Please return every line in the following data that includes the string "USDC".

Start of MATERIAL FOR THIS TASK

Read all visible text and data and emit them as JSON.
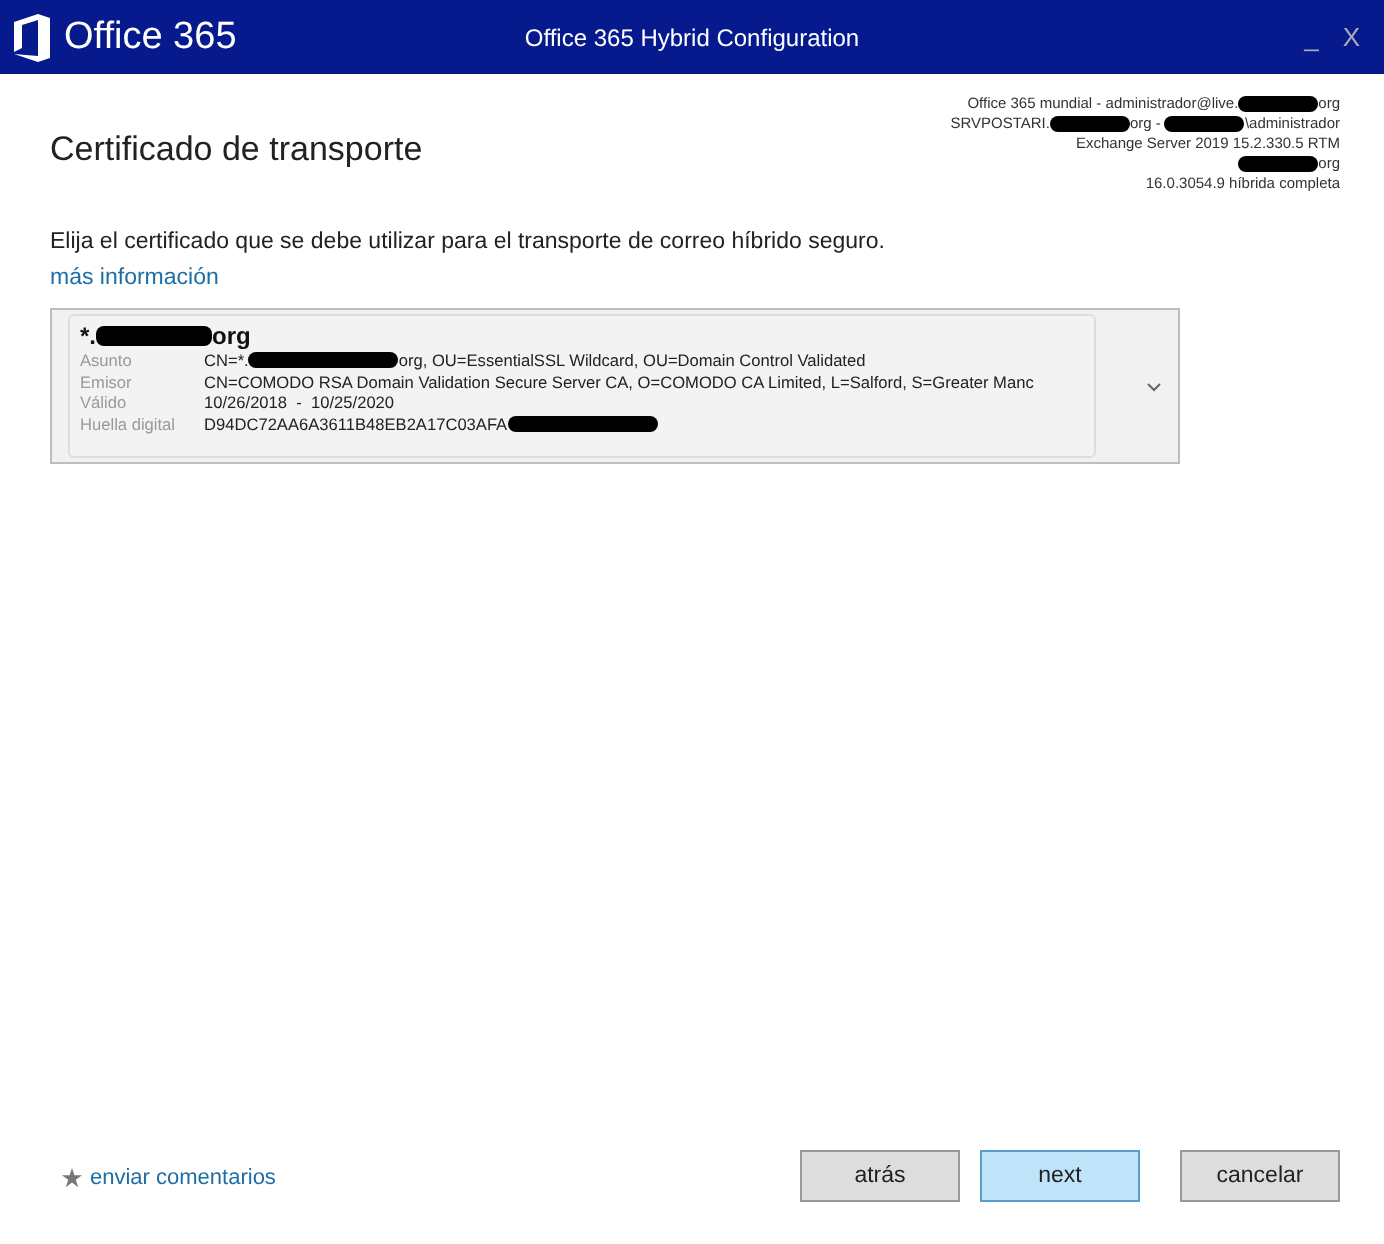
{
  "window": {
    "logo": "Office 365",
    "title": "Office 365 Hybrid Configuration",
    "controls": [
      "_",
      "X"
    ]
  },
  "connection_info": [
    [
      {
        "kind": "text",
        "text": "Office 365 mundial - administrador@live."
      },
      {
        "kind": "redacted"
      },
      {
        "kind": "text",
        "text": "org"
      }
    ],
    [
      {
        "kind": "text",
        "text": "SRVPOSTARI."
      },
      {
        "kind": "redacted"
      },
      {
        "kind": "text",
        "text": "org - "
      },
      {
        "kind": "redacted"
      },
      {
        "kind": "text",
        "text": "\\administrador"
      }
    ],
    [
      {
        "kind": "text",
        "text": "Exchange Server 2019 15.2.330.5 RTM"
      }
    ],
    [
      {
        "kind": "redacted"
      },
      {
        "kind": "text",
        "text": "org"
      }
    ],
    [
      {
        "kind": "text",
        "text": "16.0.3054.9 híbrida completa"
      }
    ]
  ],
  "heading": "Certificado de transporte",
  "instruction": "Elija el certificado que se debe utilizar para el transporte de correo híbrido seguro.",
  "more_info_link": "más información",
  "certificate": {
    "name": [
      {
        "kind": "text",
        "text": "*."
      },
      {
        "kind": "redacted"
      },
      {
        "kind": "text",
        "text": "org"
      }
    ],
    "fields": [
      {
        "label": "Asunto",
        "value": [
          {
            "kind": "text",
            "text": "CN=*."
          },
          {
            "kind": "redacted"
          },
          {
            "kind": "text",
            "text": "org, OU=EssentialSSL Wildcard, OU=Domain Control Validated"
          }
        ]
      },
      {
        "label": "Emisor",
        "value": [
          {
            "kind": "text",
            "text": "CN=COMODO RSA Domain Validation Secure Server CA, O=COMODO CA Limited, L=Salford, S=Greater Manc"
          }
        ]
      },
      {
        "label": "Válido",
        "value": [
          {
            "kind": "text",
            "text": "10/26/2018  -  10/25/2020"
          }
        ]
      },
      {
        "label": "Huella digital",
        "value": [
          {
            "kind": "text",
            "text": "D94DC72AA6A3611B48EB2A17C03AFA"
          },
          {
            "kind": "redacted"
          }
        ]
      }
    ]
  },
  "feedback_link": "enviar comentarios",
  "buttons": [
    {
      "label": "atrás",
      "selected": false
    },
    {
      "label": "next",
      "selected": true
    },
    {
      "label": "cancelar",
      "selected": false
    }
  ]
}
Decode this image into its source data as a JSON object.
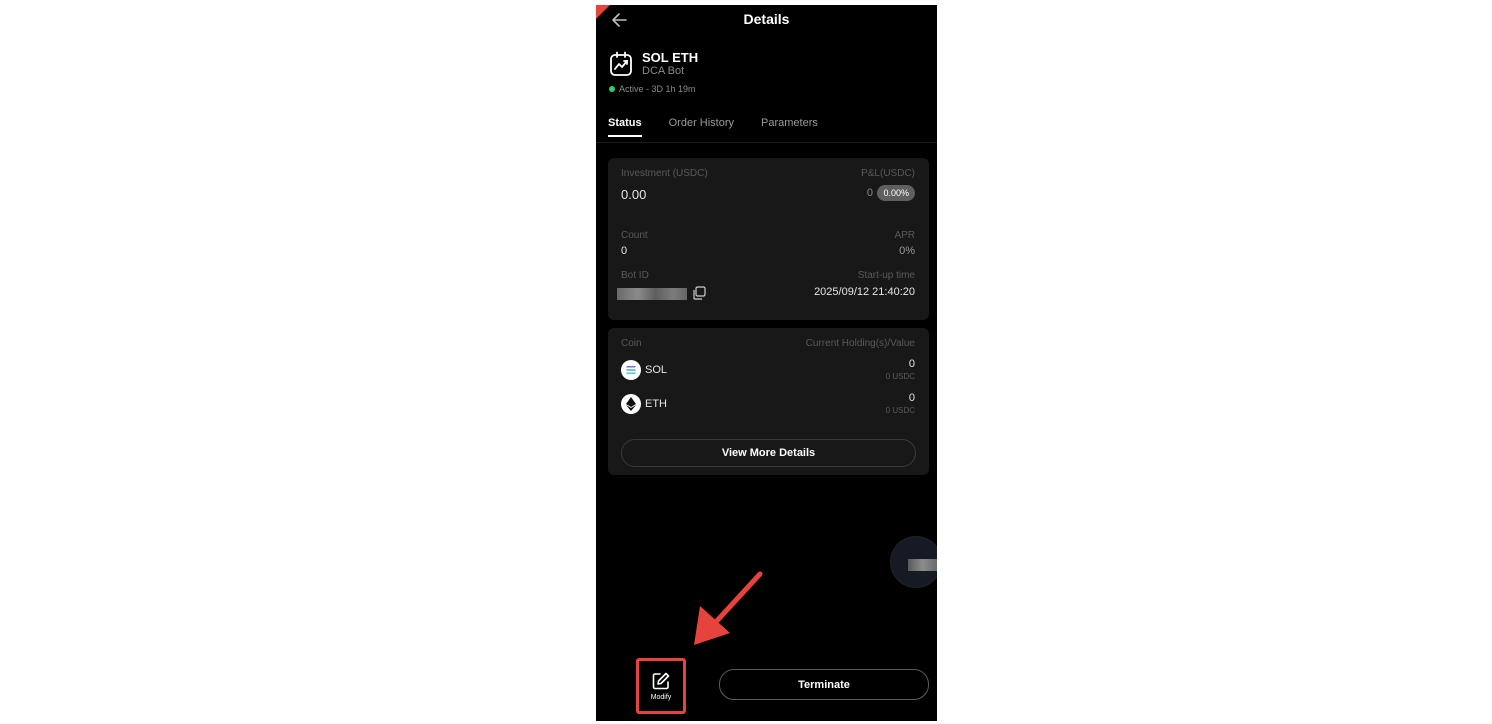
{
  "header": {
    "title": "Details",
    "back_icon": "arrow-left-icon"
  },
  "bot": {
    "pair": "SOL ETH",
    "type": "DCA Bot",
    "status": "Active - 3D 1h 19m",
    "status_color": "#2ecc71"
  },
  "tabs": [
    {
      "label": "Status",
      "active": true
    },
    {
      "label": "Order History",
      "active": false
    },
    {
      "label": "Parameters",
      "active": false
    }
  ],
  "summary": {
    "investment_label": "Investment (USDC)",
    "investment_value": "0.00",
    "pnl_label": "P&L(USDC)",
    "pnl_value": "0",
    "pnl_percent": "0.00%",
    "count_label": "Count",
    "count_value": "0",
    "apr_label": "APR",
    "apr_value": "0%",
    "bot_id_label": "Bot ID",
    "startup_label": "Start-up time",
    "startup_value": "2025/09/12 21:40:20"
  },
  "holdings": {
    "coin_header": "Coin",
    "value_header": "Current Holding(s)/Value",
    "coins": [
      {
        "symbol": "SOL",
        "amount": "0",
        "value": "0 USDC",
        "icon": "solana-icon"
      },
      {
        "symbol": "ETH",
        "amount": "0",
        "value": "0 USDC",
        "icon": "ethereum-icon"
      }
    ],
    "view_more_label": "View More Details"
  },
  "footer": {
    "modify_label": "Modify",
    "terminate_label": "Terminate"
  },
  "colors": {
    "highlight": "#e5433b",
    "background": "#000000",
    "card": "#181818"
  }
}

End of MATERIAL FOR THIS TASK

YOUR SOLUTION:
    "investment_label": "Investment (USDC)",
    "pnl_label": "P&L(USDC)",
        "value": "0 USDC",
        "value": "0 USDC",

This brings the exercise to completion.